In planning a survival study to compare the survival of time between two treatment groups, we want todetecta2OYcimprovement in the median survival from or months to 6 months with 50% power a to=ñ. for, and we plan on following patients for 1 year (12 months). Based on the exponential assumption for survival distributions and 1 to 1 equal allocation of patients receiving either treatment A or treatment B, how many patients do we need to recruit for this study?
1. The following table gives data from patients on a study to examine the possible benefit of the kidney transplant
where z is the observed survival or censoring time measured from the beginning of the study, d is the death indicator (1 for death and 0 for censoring) and wait is the time in years that a patient waited to get a kidney transplant (missing means a patient did not get a transplant). Assume the following model for evaluating the possible benefit of the kidney transplant:
where z,(I) = 1 if patient I already received a kidney transplant at the time I and z,(I) = 0 otherwise, and I is measured as time from the entry into the study. Based on the above model, fit a regression model with time-dependent covariate wait and draw your conclusions based on the model fitting results.
Question 3 Solution
The result from the regression analysis shows that both the model and the explanatory variables have no significant impact at 0.05 level of significance.

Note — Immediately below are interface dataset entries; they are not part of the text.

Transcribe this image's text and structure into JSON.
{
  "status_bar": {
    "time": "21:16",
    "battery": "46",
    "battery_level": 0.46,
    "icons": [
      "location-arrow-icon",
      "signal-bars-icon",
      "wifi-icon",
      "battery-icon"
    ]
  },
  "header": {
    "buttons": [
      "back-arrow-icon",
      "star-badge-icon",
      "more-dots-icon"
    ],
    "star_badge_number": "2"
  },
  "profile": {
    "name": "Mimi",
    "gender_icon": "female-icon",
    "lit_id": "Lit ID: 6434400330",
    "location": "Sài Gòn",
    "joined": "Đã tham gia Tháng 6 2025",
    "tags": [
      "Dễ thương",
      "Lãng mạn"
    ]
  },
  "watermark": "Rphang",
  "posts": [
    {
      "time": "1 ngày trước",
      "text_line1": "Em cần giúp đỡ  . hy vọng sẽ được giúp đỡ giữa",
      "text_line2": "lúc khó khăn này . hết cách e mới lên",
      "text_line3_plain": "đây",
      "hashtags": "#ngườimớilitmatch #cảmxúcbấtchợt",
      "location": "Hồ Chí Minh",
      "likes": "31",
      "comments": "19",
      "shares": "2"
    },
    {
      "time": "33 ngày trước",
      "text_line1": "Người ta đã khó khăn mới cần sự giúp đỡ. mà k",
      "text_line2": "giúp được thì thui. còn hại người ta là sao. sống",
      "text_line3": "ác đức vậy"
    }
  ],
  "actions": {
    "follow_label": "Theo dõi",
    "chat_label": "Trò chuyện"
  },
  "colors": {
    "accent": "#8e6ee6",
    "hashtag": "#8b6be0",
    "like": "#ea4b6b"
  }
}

In planning a survival study to compare the survival of time between two treatment groups, we want to detect a 2OYc improvement in the median survival from or months to 6 months with 50% power a to = ñ. for, and we plan on following patients for 1 year (12 months). Based on the exponential assumption for survival distributions and 1 to 1 equal allocation of patients receiving either treatment A or treatment B, how many patients do we need to recruit for this study?
Question 4 solution
It follows that
For a 2-arm study, to detect a hazard ratio of 0.83333 with 80%power at a 2-sided significance level of α = 0:05, we need the number of events